Baumbaugh spends almost $1 million a year importing hemp and other natural fibers that provide the lightweight, biodegradable material that his automobile manufacturing customers, including Mercedes-Benz and Volkswagen, want used in their car interiors. The low weight of the material helps increase the car’s fuel efficiency.
“I could save a lot of money if I could buy it locally from farmers who were allowed to grow it,” Baumbaugh said. “It’s easy to grow. That’s why they call it a ‘weed’ — you can grow it anywhere.”
Yoder concurred: “The more research I do, the more ridiculous it seems that we’re not growing hemp.”
Marijuana and hemp are different varieties of the same species of plant — Cannabis Sativa — which is why it’s not a legal cash crop in Indiana. It used to be: The federal government encouraged the state’s farmers to grow industrial hemp rope during World War II.
But the Controlled Substances Act of 1970 lumped industrial hemp with marijuana and outlawed production of both, despite their chemical differences.
According to the Hemp Industries Association, manufacturers like Baumbaugh are allowed to import industrial hemp from countries that certify their product has a low level of THC — less than three-tenths of 1 percent. That’s a small fraction of the THC content of marijuana, which runs 14 to 30 percent.
Senate Bill 357, which Yoder co-sponsored with Sen. Richard Young, D-Milltown, is a first step toward pulling marijuana and hemp apart.
It would clear the way for universities to conduct research to identify seeds to be certified by the state to grow hemp — a critical step in culling the similar-looking marijuana and hemp plants.
The bill would put the Indiana State Chemist and Seed Commissioner at Purdue University in charge of overseeing hemp production, in cooperation with the Indiana State Police. It also creates a licensing procedure for Indiana farmers interested in growing hemp.
None of it has meaning, though, unless the federal government clears the way. That could happen soon: The new federal Farm Bill, signed by President Obama this month, allows state agriculture departments and universities to grow hemp for agricultural research purposes. But it applies only to the 10 states that have legalized industrial hemp farming, as the Indiana legislation is attempting to do.
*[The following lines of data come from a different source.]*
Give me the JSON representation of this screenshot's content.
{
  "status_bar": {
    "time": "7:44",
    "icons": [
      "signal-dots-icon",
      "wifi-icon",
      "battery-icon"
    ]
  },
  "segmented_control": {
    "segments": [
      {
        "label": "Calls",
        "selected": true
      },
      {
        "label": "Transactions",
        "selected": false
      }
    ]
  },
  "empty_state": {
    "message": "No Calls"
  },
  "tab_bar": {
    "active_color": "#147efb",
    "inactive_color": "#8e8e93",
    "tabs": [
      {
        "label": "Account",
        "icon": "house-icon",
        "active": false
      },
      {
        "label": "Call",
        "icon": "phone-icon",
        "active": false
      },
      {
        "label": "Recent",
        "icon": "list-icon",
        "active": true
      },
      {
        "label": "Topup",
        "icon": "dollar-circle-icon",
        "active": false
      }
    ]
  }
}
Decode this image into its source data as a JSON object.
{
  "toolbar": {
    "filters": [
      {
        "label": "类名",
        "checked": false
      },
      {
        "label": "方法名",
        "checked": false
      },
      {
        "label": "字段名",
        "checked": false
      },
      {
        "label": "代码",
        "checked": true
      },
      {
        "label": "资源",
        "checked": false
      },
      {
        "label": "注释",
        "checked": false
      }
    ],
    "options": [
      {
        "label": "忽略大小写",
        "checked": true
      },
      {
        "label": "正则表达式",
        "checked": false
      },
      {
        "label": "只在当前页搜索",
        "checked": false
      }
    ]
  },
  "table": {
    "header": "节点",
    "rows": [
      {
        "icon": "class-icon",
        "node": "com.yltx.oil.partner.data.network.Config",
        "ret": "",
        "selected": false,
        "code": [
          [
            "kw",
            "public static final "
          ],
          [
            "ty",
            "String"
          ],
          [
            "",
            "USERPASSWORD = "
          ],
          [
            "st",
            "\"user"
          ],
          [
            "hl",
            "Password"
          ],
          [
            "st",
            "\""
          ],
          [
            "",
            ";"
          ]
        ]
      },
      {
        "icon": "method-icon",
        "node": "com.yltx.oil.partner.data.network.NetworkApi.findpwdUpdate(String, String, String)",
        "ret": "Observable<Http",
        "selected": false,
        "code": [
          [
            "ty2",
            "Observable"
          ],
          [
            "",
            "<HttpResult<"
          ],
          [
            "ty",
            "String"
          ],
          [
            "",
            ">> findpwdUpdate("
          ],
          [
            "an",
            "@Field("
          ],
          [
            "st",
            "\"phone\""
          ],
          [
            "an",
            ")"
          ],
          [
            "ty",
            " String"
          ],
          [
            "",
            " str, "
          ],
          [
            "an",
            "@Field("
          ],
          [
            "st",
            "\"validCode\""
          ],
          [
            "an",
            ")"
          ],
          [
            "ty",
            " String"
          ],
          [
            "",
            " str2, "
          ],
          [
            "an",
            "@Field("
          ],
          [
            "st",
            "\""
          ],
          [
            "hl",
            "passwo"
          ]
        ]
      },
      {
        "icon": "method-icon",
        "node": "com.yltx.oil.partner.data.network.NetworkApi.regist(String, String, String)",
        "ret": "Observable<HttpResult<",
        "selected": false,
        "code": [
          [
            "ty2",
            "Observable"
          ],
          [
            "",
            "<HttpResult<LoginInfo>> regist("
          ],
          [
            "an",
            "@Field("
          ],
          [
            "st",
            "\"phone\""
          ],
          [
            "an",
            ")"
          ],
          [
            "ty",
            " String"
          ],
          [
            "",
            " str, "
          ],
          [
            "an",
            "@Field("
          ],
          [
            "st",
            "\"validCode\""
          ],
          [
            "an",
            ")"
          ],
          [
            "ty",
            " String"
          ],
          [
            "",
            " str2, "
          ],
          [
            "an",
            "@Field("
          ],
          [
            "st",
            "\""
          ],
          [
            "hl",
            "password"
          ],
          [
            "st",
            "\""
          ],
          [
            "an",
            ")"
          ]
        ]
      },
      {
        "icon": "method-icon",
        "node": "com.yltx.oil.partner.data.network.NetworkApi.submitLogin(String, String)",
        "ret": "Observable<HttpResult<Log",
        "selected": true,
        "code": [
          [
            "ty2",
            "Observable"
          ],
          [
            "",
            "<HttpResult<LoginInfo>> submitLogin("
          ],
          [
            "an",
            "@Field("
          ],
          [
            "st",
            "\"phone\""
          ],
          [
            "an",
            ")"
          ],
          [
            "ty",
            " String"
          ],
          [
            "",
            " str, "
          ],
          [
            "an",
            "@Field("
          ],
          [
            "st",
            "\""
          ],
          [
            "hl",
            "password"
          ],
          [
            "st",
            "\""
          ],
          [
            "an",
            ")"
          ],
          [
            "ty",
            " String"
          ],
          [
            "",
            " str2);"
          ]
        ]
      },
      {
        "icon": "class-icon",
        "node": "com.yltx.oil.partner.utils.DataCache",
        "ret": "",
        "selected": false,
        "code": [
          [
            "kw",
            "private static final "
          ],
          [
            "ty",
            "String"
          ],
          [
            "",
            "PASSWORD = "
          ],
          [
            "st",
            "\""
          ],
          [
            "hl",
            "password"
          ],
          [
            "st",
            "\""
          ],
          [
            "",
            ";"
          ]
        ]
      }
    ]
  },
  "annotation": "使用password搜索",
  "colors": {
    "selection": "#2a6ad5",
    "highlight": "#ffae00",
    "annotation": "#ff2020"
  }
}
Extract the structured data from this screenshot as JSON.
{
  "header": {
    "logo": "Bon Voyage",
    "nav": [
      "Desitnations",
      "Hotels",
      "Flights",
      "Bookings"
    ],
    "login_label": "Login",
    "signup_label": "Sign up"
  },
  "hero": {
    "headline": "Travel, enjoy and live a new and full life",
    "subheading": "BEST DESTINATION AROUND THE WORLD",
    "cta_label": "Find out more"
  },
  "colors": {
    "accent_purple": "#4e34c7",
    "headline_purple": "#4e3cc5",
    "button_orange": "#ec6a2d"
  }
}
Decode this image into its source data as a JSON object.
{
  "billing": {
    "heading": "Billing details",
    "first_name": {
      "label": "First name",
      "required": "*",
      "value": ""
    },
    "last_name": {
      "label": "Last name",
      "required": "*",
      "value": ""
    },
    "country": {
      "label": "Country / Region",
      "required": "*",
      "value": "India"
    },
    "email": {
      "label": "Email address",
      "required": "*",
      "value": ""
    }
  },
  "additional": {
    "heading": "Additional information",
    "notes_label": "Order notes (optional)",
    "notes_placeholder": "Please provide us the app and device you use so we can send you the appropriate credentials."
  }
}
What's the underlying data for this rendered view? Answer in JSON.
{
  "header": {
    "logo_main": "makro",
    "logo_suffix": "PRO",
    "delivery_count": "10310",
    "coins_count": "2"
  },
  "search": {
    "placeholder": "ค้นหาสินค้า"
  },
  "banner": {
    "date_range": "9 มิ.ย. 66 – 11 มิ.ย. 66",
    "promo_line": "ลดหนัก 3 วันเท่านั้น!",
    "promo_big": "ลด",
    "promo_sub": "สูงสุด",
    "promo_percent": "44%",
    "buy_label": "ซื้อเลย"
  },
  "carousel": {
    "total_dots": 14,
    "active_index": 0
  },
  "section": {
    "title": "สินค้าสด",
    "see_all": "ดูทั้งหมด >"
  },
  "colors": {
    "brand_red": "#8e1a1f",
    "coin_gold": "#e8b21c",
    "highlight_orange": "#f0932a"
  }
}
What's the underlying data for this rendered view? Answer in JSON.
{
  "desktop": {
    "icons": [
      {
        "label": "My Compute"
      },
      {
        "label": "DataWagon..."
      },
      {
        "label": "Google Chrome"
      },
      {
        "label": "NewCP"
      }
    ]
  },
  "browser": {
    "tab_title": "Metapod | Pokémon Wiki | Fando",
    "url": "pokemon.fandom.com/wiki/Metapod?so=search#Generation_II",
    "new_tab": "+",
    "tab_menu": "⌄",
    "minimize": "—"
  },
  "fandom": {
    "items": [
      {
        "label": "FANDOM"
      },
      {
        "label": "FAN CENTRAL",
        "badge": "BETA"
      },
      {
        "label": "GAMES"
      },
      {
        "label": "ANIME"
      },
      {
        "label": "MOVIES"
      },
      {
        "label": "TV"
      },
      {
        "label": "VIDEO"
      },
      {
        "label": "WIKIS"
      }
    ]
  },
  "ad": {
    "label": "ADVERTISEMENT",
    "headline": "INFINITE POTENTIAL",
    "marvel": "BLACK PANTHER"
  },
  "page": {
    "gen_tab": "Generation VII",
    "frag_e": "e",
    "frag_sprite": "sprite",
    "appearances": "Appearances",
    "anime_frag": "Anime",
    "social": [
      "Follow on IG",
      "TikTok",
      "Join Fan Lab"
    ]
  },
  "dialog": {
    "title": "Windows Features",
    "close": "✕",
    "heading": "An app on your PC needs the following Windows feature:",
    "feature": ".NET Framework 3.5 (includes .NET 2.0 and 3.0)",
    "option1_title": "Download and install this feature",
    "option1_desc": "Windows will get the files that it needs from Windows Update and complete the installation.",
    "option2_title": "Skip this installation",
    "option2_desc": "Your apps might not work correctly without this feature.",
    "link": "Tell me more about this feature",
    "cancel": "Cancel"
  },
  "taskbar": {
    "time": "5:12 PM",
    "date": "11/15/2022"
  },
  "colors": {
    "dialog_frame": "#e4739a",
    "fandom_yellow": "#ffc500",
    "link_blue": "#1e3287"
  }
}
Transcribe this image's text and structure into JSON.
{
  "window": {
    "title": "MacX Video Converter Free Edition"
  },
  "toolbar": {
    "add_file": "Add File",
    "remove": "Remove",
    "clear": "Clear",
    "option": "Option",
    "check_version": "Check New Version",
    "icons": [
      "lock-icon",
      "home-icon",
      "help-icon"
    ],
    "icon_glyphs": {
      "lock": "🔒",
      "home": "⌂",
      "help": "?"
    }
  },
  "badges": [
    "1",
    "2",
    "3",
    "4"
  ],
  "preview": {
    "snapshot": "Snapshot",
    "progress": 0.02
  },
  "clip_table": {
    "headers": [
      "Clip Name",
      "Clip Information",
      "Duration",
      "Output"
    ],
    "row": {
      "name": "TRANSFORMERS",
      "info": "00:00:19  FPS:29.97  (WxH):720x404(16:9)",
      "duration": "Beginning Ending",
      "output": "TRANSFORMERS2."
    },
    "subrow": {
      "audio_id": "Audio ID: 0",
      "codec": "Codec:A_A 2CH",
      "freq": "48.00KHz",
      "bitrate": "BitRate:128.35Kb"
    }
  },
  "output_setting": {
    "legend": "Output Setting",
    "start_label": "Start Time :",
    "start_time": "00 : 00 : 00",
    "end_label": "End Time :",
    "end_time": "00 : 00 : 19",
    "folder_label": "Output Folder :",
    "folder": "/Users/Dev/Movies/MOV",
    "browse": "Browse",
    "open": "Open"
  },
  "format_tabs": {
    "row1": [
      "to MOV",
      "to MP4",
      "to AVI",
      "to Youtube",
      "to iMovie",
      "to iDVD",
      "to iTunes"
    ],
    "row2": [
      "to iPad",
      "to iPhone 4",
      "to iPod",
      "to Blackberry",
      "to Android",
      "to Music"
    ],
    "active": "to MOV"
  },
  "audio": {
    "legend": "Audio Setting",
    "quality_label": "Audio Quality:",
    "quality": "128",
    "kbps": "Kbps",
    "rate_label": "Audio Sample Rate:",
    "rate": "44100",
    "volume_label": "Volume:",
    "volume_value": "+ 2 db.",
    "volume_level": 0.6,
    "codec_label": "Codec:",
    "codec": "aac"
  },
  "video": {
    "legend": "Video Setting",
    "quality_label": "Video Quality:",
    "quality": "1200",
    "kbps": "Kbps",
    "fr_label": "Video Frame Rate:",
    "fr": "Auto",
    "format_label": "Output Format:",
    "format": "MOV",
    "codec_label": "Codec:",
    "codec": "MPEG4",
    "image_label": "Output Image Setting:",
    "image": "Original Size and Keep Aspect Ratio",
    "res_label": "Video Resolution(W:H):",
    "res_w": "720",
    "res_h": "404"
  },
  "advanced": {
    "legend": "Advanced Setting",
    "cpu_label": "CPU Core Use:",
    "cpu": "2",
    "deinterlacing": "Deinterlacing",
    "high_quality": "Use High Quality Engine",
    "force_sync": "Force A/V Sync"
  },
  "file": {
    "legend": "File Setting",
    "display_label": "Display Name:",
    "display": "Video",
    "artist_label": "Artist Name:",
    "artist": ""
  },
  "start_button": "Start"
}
Lauren Stansbury of the Hemp Industries Association, said the new federal farm bill provides a needed first step toward encouraging states to engage in industrial hemp production.
“So often, hemp gets caught up in the politics of marijuana,” she said. “But we’re seeing more statesrecognize the agricultural value of hemp.”
Yoder says it helps to have farmers and manufacturers behind the bill. Retired Indiana Farm Bureau lobbyist Bob Kraft testified for the bill when it was in the Senate, lending the legislation more credence.
Baumbaugh said he was glad to see him there.
“I was afraid it was just going to me and a bunch of potheads,” he said. “I thought if that happens, we won’t have a snowball’s chance in hell of seeing this thing get passed.”